“It is only by presenting those portions of the race portrayed in my pictures, in the light and background of their true state, that we can raise our people to greater heights.” — Oscar Micheaux
Our Communicator of the Month series showcases individuals who have used communications to work for a better future. In 2013, we’re celebrating filmmakers whose larger-than-life characters and places, both real and imagined, have helped us to value and fight for human rights, environmental protection, gender and racial equity, and world peace.
Born in 1884, Oscar Micheaux was the first African American to produce a feature-length film with “The Homesteader” in 1920. He wrote, produced and directed more than 40 feature-length films between 1919 and 1948.
Recognizing that there were no opportunities for African-Americans to create films, Micheaux established his own movie production company in 1919. He used his films to rebut racism and took on controversial topics such as sexuality, racial crime, corruption and intra-racial discrimination. He also confronted the dominant mainstream discrimination of his day, as his film “Within Our Gates” was a direct response to the racism depicted in the film “Birth of a Nation.”
Before making films, Micheaux wrote seven novels, one of which was a national bestseller, and started his own publishing company to produce and distribute his work.
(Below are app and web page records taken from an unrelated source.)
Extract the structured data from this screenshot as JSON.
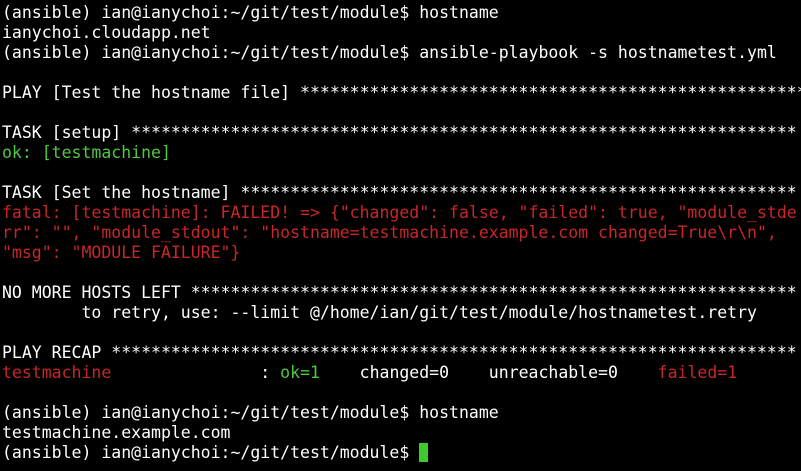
{
  "colors": {
    "background": "#000000",
    "text": "#ffffff",
    "ok_green": "#4ec940",
    "fail_red": "#c82727",
    "cursor_green": "#3ec92e"
  },
  "terminal": {
    "prompt": "(ansible) ian@ianychoi:~/git/test/module$ ",
    "lines": {
      "cmd1": "hostname",
      "out1": "ianychoi.cloudapp.net",
      "cmd2": "ansible-playbook -s hostnametest.yml",
      "play_header": "PLAY [Test the hostname file] ***************************************************",
      "task_setup_header": "TASK [setup] *******************************************************************",
      "task_setup_result": "ok: [testmachine]",
      "task_hostname_header": "TASK [Set the hostname] ********************************************************",
      "fatal_message": "fatal: [testmachine]: FAILED! => {\"changed\": false, \"failed\": true, \"module_stderr\": \"\", \"module_stdout\": \"hostname=testmachine.example.com changed=True\\r\\n\", \"msg\": \"MODULE FAILURE\"}",
      "no_more_hosts": "NO MORE HOSTS LEFT *************************************************************",
      "retry_hint": "        to retry, use: --limit @/home/ian/git/test/module/hostnametest.retry",
      "play_recap_header": "PLAY RECAP *********************************************************************",
      "cmd3": "hostname",
      "out3": "testmachine.example.com"
    },
    "recap": {
      "host": "testmachine               ",
      "sep": ": ",
      "ok": "ok=1",
      "changed": "    changed=0",
      "unreachable": "    unreachable=0",
      "failed": "    failed=1"
    }
  }
}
He turned to the new industry of filmmaking to make his stories come to life. He died in 1951.